A wealthy jurist, Justin (George C. Scott) goes insane when his wife dies and fancies himself Sherlock Holmes, complete with Inverness coat, underslung pipe and austere vanity. His brother-in-law tries to have Justin put into an institution to gain control of his fortune. Faced with "Holmes," the asylum assigns a real psychiatrist named Watson (Joanne Woodward). Even though the sex is wrong, the Baker Street Irregular decides that she is the Dr. Watson ("Elementary, my dear"), and the shrink goes along with the gag. Soon the two are tooling along in Manhattan in pursuit of a villain known inevitably as Moriarity.

Dismal End. Moriarity exists—a vague, malignant figure who represents the evil that resides in the System. Holmes, Watson and the adherents they accumulate on their safari, drunks, outcasts and youth, signify all that is good and innocent. Such a thesis has formed the basis for many successful farces, The Madwoman of Chaillot, for example.

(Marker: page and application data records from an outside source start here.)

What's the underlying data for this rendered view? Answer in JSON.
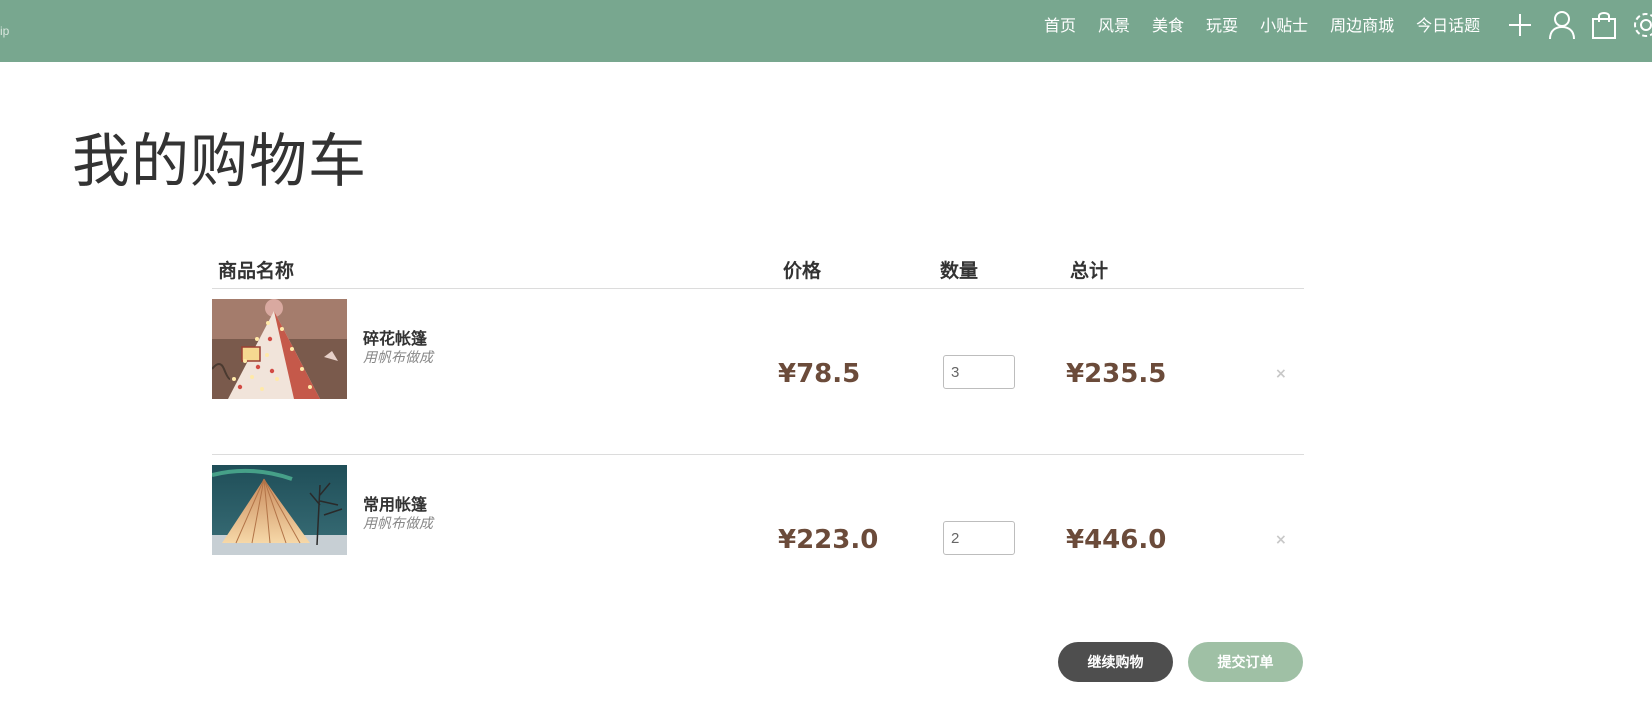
{
  "header": {
    "brand": "ip",
    "nav": [
      "首页",
      "风景",
      "美食",
      "玩耍",
      "小贴士",
      "周边商城",
      "今日话题"
    ],
    "icons": [
      "plus-icon",
      "user-icon",
      "shopping-bag-icon",
      "settings-icon"
    ]
  },
  "page": {
    "title": "我的购物车"
  },
  "table": {
    "headers": {
      "name": "商品名称",
      "price": "价格",
      "quantity": "数量",
      "total": "总计"
    },
    "items": [
      {
        "name": "碎花帐篷",
        "desc": "用帆布做成",
        "price": "¥78.5",
        "quantity": "3",
        "total": "¥235.5",
        "remove": "×"
      },
      {
        "name": "常用帐篷",
        "desc": "用帆布做成",
        "price": "¥223.0",
        "quantity": "2",
        "total": "¥446.0",
        "remove": "×"
      }
    ]
  },
  "actions": {
    "continue": "继续购物",
    "submit": "提交订单"
  },
  "colors": {
    "header_bg": "#78a78f",
    "price": "#6b4b3a",
    "continue_bg": "#4e4e4e",
    "submit_bg": "#9fc0a5"
  }
}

But this lunacy in Manhattan has no imagination to propel its whimsy, no language to give it breath. Goldman is a dealer in used ideas ("The Bible has it wrong—Earth is Eden!" cries Justin). Scott continues to act with impatient power, but his messages all seem self-addressed. Woodward's real sweetness becomes ersatz and saccharine.

As he pursues the forces that eventually undo him, Justin declares that there was nothing wrong with Quixote's vision; the chase animates man, and his windmills just might be giants. But reality eventually intrudes on every vision, and They Might Be Giants is a dismal end for a conceit that may have seemed promising at birth. The pretense cannot mask the film's pusillanimous ideas. They might be giants, but in truth they are not even windmills. Just wind. S.K.